BEGIN EXCERPTED DATA
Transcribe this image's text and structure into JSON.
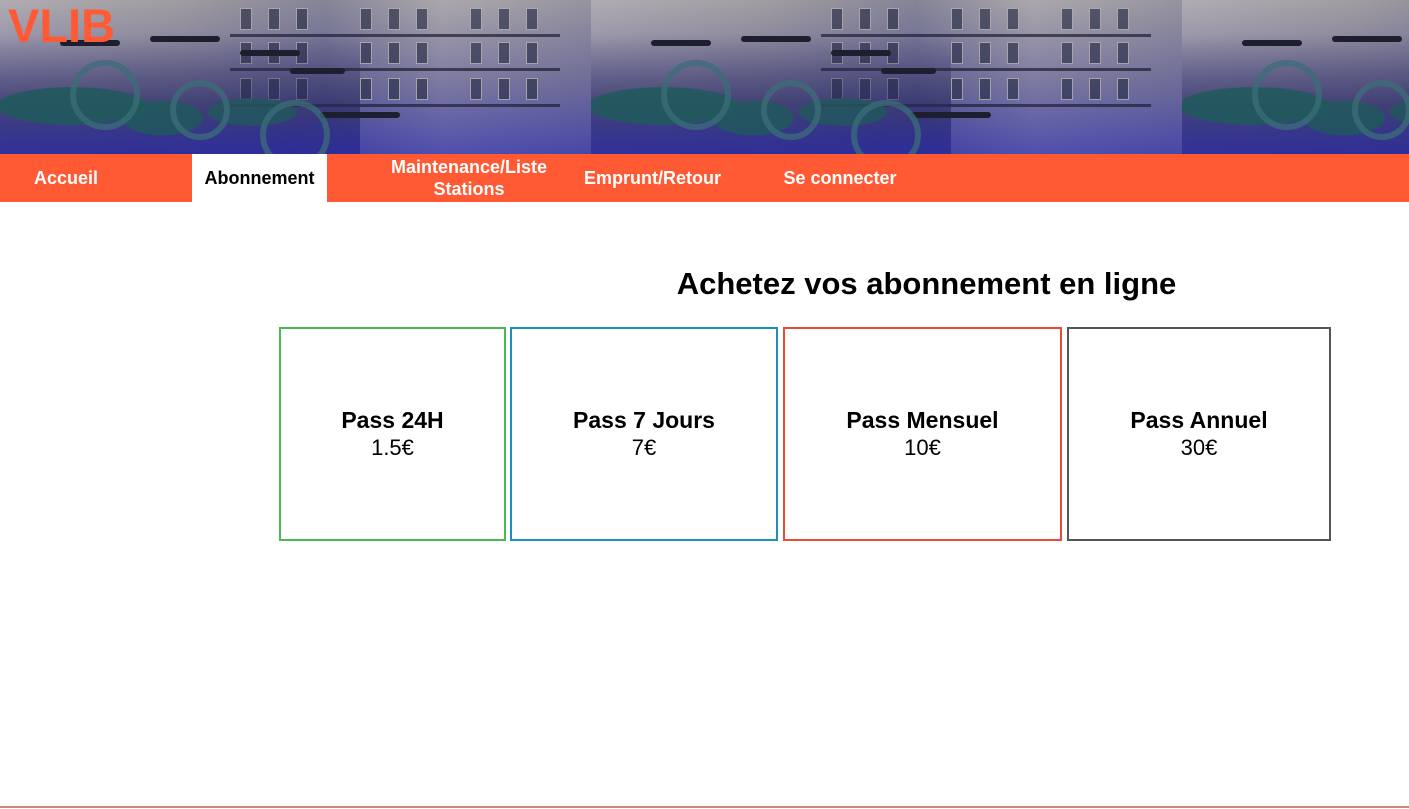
{
  "brand": {
    "logo_text": "VLIB",
    "accent_color": "#ff5a34"
  },
  "nav": {
    "items": [
      {
        "label": "Accueil",
        "active": false
      },
      {
        "label": "Abonnement",
        "active": true
      },
      {
        "label": "Maintenance/Liste Stations",
        "active": false
      },
      {
        "label": "Emprunt/Retour",
        "active": false
      },
      {
        "label": "Se connecter",
        "active": false
      }
    ]
  },
  "main": {
    "title": "Achetez vos abonnement en ligne",
    "passes": [
      {
        "name": "Pass 24H",
        "price": "1.5€",
        "border_color": "#4cb851"
      },
      {
        "name": "Pass 7 Jours",
        "price": "7€",
        "border_color": "#1e8fc0"
      },
      {
        "name": "Pass Mensuel",
        "price": "10€",
        "border_color": "#ea4a3a"
      },
      {
        "name": "Pass Annuel",
        "price": "30€",
        "border_color": "#555555"
      }
    ]
  }
}
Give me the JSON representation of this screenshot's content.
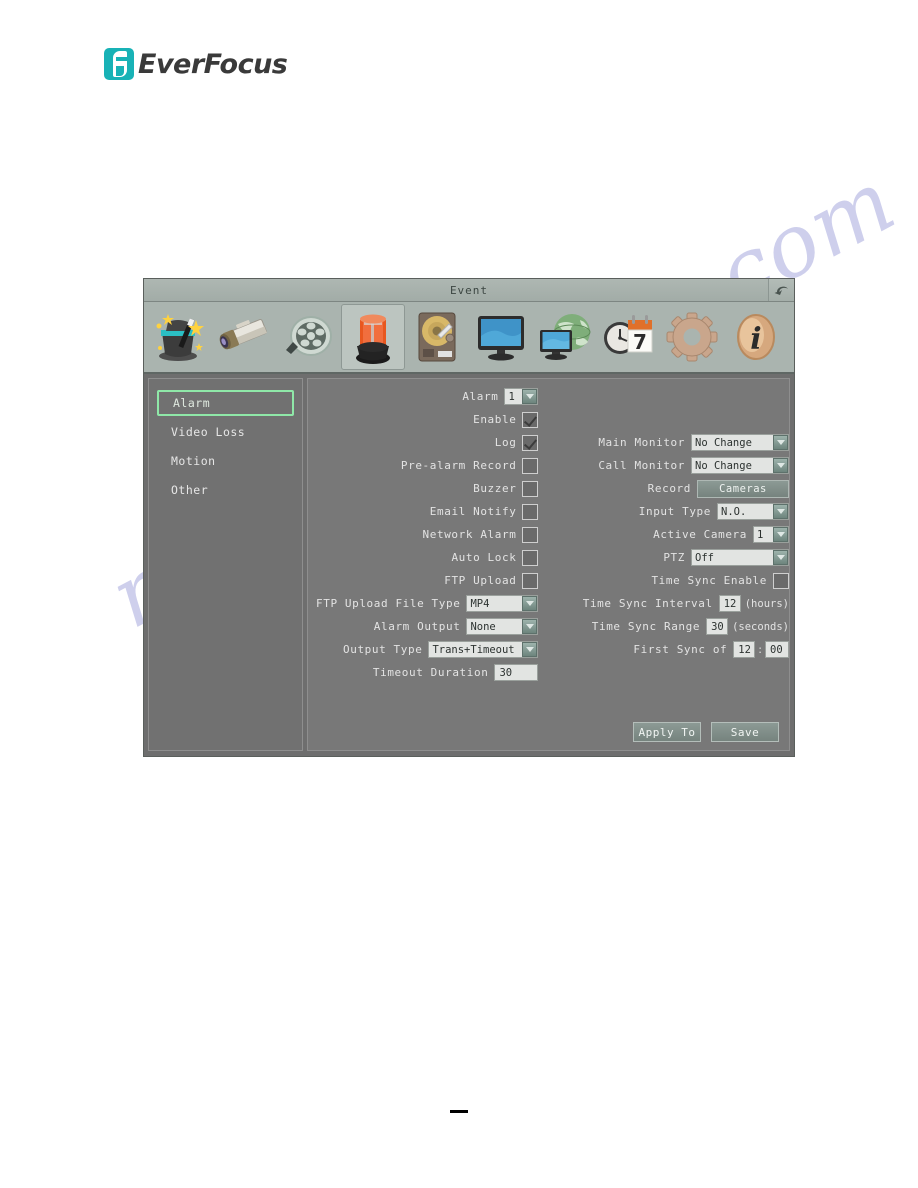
{
  "brand": {
    "name": "EverFocus",
    "logo_icon": "everfocus-f-icon",
    "accent_color": "#18b2b6"
  },
  "watermark": {
    "text": "manualarchive.com",
    "color": "#8b8fd4"
  },
  "window": {
    "title": "Event",
    "back_icon": "back-arrow-icon",
    "background_color": "#6e6e6e",
    "titlebar_color": "#aeb7b2"
  },
  "toolbar": {
    "icons": [
      {
        "name": "wizard-icon",
        "label": "Wizard",
        "selected": false
      },
      {
        "name": "camera-icon",
        "label": "Camera",
        "selected": false
      },
      {
        "name": "film-reel-icon",
        "label": "Record",
        "selected": false
      },
      {
        "name": "alarm-beacon-icon",
        "label": "Event",
        "selected": true
      },
      {
        "name": "hard-disk-icon",
        "label": "Disk",
        "selected": false
      },
      {
        "name": "monitor-icon",
        "label": "Display",
        "selected": false
      },
      {
        "name": "network-globe-icon",
        "label": "Network",
        "selected": false
      },
      {
        "name": "clock-calendar-icon",
        "label": "Schedule",
        "selected": false
      },
      {
        "name": "gear-icon",
        "label": "System",
        "selected": false
      },
      {
        "name": "info-icon",
        "label": "Information",
        "selected": false
      }
    ]
  },
  "sidebar": {
    "items": [
      {
        "label": "Alarm",
        "active": true
      },
      {
        "label": "Video Loss",
        "active": false
      },
      {
        "label": "Motion",
        "active": false
      },
      {
        "label": "Other",
        "active": false
      }
    ]
  },
  "form": {
    "left": {
      "alarm": {
        "label": "Alarm",
        "value": "1"
      },
      "enable": {
        "label": "Enable",
        "checked": true
      },
      "log": {
        "label": "Log",
        "checked": true
      },
      "pre_alarm_record": {
        "label": "Pre-alarm Record",
        "checked": false
      },
      "buzzer": {
        "label": "Buzzer",
        "checked": false
      },
      "email_notify": {
        "label": "Email Notify",
        "checked": false
      },
      "network_alarm": {
        "label": "Network Alarm",
        "checked": false
      },
      "auto_lock": {
        "label": "Auto Lock",
        "checked": false
      },
      "ftp_upload": {
        "label": "FTP Upload",
        "checked": false
      },
      "ftp_upload_file_type": {
        "label": "FTP Upload File Type",
        "value": "MP4"
      },
      "alarm_output": {
        "label": "Alarm Output",
        "value": "None"
      },
      "output_type": {
        "label": "Output Type",
        "value": "Trans+Timeout"
      },
      "timeout_duration": {
        "label": "Timeout Duration",
        "value": "30"
      }
    },
    "right": {
      "main_monitor": {
        "label": "Main Monitor",
        "value": "No Change"
      },
      "call_monitor": {
        "label": "Call Monitor",
        "value": "No Change"
      },
      "record": {
        "label": "Record",
        "button_label": "Cameras"
      },
      "input_type": {
        "label": "Input Type",
        "value": "N.O."
      },
      "active_camera": {
        "label": "Active Camera",
        "value": "1"
      },
      "ptz": {
        "label": "PTZ",
        "value": "Off"
      },
      "time_sync_enable": {
        "label": "Time Sync Enable",
        "checked": false
      },
      "time_sync_interval": {
        "label": "Time Sync Interval",
        "value": "12",
        "unit": "(hours)"
      },
      "time_sync_range": {
        "label": "Time Sync Range",
        "value": "30",
        "unit": "(seconds)"
      },
      "first_sync_of": {
        "label": "First Sync of",
        "hour": "12",
        "minute": "00",
        "separator": ":"
      }
    }
  },
  "footer": {
    "apply_to": "Apply To",
    "save": "Save"
  }
}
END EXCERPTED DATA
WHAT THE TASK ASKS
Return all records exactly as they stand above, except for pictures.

RESULT OF THIS TASK
Transcribe this image's text and structure into JSON.
{
  "brand": {
    "logo_text": "VLIB",
    "accent_color": "#ff5a34"
  },
  "nav": {
    "items": [
      {
        "label": "Accueil",
        "active": false
      },
      {
        "label": "Abonnement",
        "active": true
      },
      {
        "label": "Maintenance/Liste Stations",
        "active": false
      },
      {
        "label": "Emprunt/Retour",
        "active": false
      },
      {
        "label": "Se connecter",
        "active": false
      }
    ]
  },
  "main": {
    "title": "Achetez vos abonnement en ligne",
    "passes": [
      {
        "name": "Pass 24H",
        "price": "1.5€",
        "border_color": "#4cb851"
      },
      {
        "name": "Pass 7 Jours",
        "price": "7€",
        "border_color": "#1e8fc0"
      },
      {
        "name": "Pass Mensuel",
        "price": "10€",
        "border_color": "#ea4a3a"
      },
      {
        "name": "Pass Annuel",
        "price": "30€",
        "border_color": "#555555"
      }
    ]
  }
}
Give me the JSON representation of this screenshot's content.
{
  "brand": {
    "name": "EverFocus",
    "logo_icon": "everfocus-f-icon",
    "accent_color": "#18b2b6"
  },
  "watermark": {
    "text": "manualarchive.com",
    "color": "#8b8fd4"
  },
  "window": {
    "title": "Event",
    "back_icon": "back-arrow-icon",
    "background_color": "#6e6e6e",
    "titlebar_color": "#aeb7b2"
  },
  "toolbar": {
    "icons": [
      {
        "name": "wizard-icon",
        "label": "Wizard",
        "selected": false
      },
      {
        "name": "camera-icon",
        "label": "Camera",
        "selected": false
      },
      {
        "name": "film-reel-icon",
        "label": "Record",
        "selected": false
      },
      {
        "name": "alarm-beacon-icon",
        "label": "Event",
        "selected": true
      },
      {
        "name": "hard-disk-icon",
        "label": "Disk",
        "selected": false
      },
      {
        "name": "monitor-icon",
        "label": "Display",
        "selected": false
      },
      {
        "name": "network-globe-icon",
        "label": "Network",
        "selected": false
      },
      {
        "name": "clock-calendar-icon",
        "label": "Schedule",
        "selected": false
      },
      {
        "name": "gear-icon",
        "label": "System",
        "selected": false
      },
      {
        "name": "info-icon",
        "label": "Information",
        "selected": false
      }
    ]
  },
  "sidebar": {
    "items": [
      {
        "label": "Alarm",
        "active": true
      },
      {
        "label": "Video Loss",
        "active": false
      },
      {
        "label": "Motion",
        "active": false
      },
      {
        "label": "Other",
        "active": false
      }
    ]
  },
  "form": {
    "left": {
      "alarm": {
        "label": "Alarm",
        "value": "1"
      },
      "enable": {
        "label": "Enable",
        "checked": true
      },
      "log": {
        "label": "Log",
        "checked": true
      },
      "pre_alarm_record": {
        "label": "Pre-alarm Record",
        "checked": false
      },
      "buzzer": {
        "label": "Buzzer",
        "checked": false
      },
      "email_notify": {
        "label": "Email Notify",
        "checked": false
      },
      "network_alarm": {
        "label": "Network Alarm",
        "checked": false
      },
      "auto_lock": {
        "label": "Auto Lock",
        "checked": false
      },
      "ftp_upload": {
        "label": "FTP Upload",
        "checked": false
      },
      "ftp_upload_file_type": {
        "label": "FTP Upload File Type",
        "value": "MP4"
      },
      "alarm_output": {
        "label": "Alarm Output",
        "value": "None"
      },
      "output_type": {
        "label": "Output Type",
        "value": "Trans+Timeout"
      },
      "timeout_duration": {
        "label": "Timeout Duration",
        "value": "30"
      }
    },
    "right": {
      "main_monitor": {
        "label": "Main Monitor",
        "value": "No Change"
      },
      "call_monitor": {
        "label": "Call Monitor",
        "value": "No Change"
      },
      "record": {
        "label": "Record",
        "button_label": "Cameras"
      },
      "input_type": {
        "label": "Input Type",
        "value": "N.O."
      },
      "active_camera": {
        "label": "Active Camera",
        "value": "1"
      },
      "ptz": {
        "label": "PTZ",
        "value": "Off"
      },
      "time_sync_enable": {
        "label": "Time Sync Enable",
        "checked": false
      },
      "time_sync_interval": {
        "label": "Time Sync Interval",
        "value": "12",
        "unit": "(hours)"
      },
      "time_sync_range": {
        "label": "Time Sync Range",
        "value": "30",
        "unit": "(seconds)"
      },
      "first_sync_of": {
        "label": "First Sync of",
        "hour": "12",
        "minute": "00",
        "separator": ":"
      }
    }
  },
  "footer": {
    "apply_to": "Apply To",
    "save": "Save"
  }
}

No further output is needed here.